On the topic of future trends in the EAP fees structure, Mao said that “we have observed discussions from industry players about a lower limit on fees. Due to strong competition, many vendors have commented that current fees are two low. For this reason, we have seen vendors coming together to establish a semi-formal industry norm for minimum fees.

Under the initial scheme, administrators received just 5 yuan ($0.035) per plan per month, custodians and trustees up to 0.2% and investment managers up to 1.2% of the net value of the pension fund

On the other aspects of Decree 11, Mao said “the most significant point is that Decree 11 recognizes the master trusts, bringing them under regulation for the first time.”

Master trusts were previously a grey area, and their inclusion could pave the way for more small and medium-sized enterprises to adopt EAPs.

In another shift in policy, the China Insurance Regulatory Commission will approve variable annuity (VA) products on a pilot basis, as it continues attempts to strengthen and diversify the country’s pension market. The pilot will run in Shanghai, Beijing, Xiamen, Shenzhen and Guangdong.

VA products were due to come onto the Chinese market in the last quarter of 2010, but concerns over excessive risk levels prompted the CIRC to postpone their introduction.

The pilot scheme is only open to insurers with a solvency ratio of 150% and at least three years’ experience with investment-linked-insurance products. Applicants can only apply for one product and the product must have an investment scope of longer than seven years. AXA-Minmetals Assurance, Sun Life Everbright Life Insurance, Huatai Insurance, and Happy Life Insurance, have reportedly expressed interest and some have already developed VA products to submit to the regulator.

VA products will have fee structures similar to those of unit-linked insurance plans (ULIPs) and could impose a capital projection fee, according to the circular.

Asked about the strategy for introducing VA products at this stage, Min Tha Gyaw, director of operations with Z-Ben Advisors in Shanghai, told IPA “The motivation is two-fold. On the business side, insurance companies have been pushing to expand their product range. Part of the insurance companies’ thinking could be that VA would help make up for lost revenues from previous schemes which have run into difficulties, such as ULIPs, which still haven’t regained their attraction as an investment since market sentiment fell away in 2008.

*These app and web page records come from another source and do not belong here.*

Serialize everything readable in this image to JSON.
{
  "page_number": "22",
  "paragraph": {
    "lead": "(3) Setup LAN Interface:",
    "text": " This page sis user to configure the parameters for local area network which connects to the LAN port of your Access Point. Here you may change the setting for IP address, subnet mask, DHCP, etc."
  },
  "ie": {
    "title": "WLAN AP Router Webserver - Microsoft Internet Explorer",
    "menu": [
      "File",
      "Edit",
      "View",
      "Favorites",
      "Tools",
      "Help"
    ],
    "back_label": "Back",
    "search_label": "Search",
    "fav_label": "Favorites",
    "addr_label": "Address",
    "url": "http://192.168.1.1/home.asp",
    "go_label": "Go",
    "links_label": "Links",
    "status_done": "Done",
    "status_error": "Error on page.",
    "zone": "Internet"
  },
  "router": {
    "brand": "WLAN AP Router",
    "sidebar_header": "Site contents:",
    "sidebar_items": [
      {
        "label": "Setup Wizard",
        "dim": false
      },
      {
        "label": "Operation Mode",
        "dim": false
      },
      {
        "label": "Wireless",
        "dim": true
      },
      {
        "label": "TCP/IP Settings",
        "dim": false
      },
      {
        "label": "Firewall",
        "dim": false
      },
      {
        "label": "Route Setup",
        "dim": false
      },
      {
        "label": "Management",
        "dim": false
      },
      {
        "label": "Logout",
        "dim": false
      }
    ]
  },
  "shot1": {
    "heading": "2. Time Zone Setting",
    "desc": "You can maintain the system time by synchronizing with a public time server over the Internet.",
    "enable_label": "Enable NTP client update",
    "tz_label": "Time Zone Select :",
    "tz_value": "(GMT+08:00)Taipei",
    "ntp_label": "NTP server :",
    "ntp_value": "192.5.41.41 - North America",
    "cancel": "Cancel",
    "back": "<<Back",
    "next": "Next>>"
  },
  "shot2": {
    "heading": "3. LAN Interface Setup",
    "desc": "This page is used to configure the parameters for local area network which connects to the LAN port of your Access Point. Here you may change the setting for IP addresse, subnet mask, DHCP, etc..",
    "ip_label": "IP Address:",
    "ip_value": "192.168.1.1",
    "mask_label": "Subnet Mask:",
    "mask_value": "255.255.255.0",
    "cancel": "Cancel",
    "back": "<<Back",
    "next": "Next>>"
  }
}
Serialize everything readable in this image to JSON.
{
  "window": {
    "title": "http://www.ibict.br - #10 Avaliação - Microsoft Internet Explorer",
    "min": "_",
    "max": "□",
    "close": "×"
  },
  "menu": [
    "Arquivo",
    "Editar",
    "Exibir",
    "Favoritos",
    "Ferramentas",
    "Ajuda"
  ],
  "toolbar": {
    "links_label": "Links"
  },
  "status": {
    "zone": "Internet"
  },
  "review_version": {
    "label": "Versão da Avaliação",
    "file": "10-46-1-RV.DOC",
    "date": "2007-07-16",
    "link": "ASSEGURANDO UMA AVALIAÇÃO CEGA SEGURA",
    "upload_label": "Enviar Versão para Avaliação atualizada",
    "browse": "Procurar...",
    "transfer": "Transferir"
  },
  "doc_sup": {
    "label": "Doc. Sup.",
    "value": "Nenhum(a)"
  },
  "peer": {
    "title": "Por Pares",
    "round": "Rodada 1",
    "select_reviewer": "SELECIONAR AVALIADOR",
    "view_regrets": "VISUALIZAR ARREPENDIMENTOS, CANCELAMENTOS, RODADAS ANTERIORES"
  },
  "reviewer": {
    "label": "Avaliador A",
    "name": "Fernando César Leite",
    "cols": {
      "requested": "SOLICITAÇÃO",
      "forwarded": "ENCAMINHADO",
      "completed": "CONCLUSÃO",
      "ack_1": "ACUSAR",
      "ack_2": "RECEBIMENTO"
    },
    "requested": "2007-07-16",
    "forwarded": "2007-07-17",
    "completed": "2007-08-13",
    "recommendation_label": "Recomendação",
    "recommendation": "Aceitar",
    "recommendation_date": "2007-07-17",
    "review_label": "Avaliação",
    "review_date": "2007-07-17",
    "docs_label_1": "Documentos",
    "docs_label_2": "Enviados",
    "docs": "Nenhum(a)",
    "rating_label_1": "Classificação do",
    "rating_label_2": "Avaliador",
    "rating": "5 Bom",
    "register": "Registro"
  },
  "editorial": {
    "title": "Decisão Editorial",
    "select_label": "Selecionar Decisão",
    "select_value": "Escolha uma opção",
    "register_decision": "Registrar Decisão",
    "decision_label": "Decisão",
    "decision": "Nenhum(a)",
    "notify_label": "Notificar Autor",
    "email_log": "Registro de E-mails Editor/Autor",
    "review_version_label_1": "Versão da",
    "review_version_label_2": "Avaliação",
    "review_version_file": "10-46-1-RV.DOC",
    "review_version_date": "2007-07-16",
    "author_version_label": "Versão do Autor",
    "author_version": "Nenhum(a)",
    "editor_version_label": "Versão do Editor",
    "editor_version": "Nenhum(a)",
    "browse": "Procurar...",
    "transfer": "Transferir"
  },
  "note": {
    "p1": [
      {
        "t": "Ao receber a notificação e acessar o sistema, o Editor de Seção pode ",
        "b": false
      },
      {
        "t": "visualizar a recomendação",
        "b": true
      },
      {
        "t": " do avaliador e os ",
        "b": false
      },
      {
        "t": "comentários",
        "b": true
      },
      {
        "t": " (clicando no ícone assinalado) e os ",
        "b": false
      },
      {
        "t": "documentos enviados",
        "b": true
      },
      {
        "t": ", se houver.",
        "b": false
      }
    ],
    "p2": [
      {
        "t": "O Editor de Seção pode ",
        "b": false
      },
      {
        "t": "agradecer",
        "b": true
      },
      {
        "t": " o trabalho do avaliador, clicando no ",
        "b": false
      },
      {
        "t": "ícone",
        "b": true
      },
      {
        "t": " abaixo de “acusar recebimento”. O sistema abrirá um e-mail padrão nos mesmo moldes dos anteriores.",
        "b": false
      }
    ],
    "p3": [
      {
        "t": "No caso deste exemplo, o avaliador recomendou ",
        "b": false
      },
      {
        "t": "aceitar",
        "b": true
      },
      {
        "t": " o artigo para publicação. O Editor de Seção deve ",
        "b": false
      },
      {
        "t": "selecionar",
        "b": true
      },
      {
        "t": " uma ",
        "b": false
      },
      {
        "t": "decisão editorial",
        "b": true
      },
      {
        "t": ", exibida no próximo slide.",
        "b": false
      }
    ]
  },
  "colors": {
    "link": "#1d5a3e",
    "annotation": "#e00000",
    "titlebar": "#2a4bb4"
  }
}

“From the policymakers’ standpoint, they are clearly looking to increase secondary support for the pensions market, to cater for the aging population,” he added.

Selling VA products in China is not without its challenges, Min continued. “We are still at the very early stages of VA as a product class. Implementation speed will depend very much on how attractive these products are.

“VA products could be a complicated product to sell in China not least because many investors are looking for short-term returns and VA products necessitate a long-term approach. So a lot of investor education is needed, but if and when it gains traction it will probably expand very rapidly,” he ventured.

On the longer-term outlook, Min emphasised the importance of the success of otherwise trial period in determining future expansion. “I think the risk from the first batch of VA products is minimal because the insurance companies involved are large players who probably have adequate internal risk management systems. If the product expands, risk concerns would take on a new dimension.

“And obviously it’s a new asset class, so although it’s a positive development for the retirement segment of financial investment in China, we will have to wait and see how the trial period develops before having a clearer picture of the long-term potential of VA products in China.”